28:  chomp(@ARGV = <STDIN>) unless @ARGV;
29:
30:  # Set up a one-based file counting variable.
31:  $n = 1; 32: 33: # Do the renaming or show how it would be done. 34: foreach (@ARGV) { 35:$old = $_; 36: eval$perlexpr;
37:    die $@ if$@;
38:    if ($opt{t}) { 39: print "$old => $_\n"; 40: } 41: else { 42: rename($old, $_) unless$old eq $_; 43: } 44:$n++;
45:  }


Like A Better Finder Rename, and unlike Wall’s original script, rename can show you what the renaming will be before you actually do it. It takes advantage of Perl’s regular expression engine to do almost any renaming you can imagine. I was able to mimic the ABFR example above with this command
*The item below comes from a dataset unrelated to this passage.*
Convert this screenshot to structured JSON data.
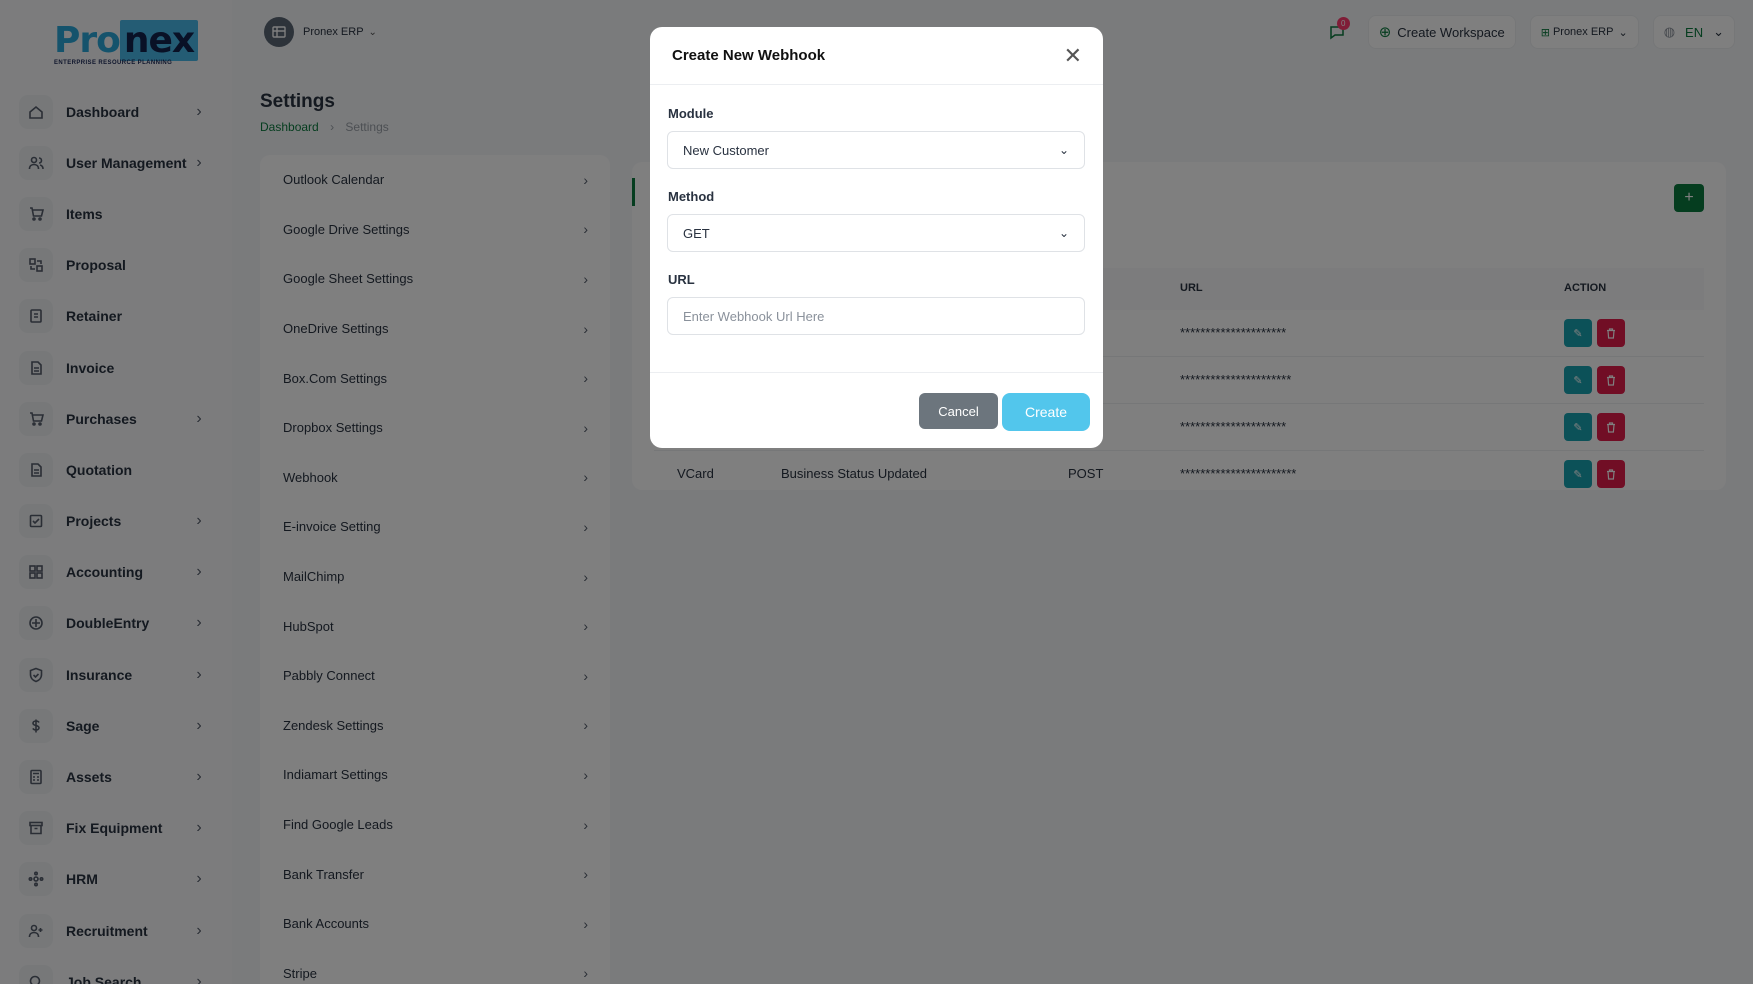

rename -t 's/^[^.]+\./sprintf("fred-%03d.", $n)/e' *.txt  The results were what you’d expect: a.txt => fred-001.txt b.txt => fred-002.txt c.txt => fred-003.txt d.txt => fred-004.txt  Running the same command without the -t option would go ahead and do the renaming. The trick here is to use the $n variable provided by rename and use Perl’s /e flag on the substitution command to be able to put executable code within the replacement string. In the source code, the sequence number, \$n, and the -h and -t options were my idea; the rest is basically Wall’s original.

If I didn’t feel comfortable with regular expressions, I wouldn’t hesitate to buy ABFR—it provides much more hand-holding. But I admit I like the feeling of wizardry that comes from using rename.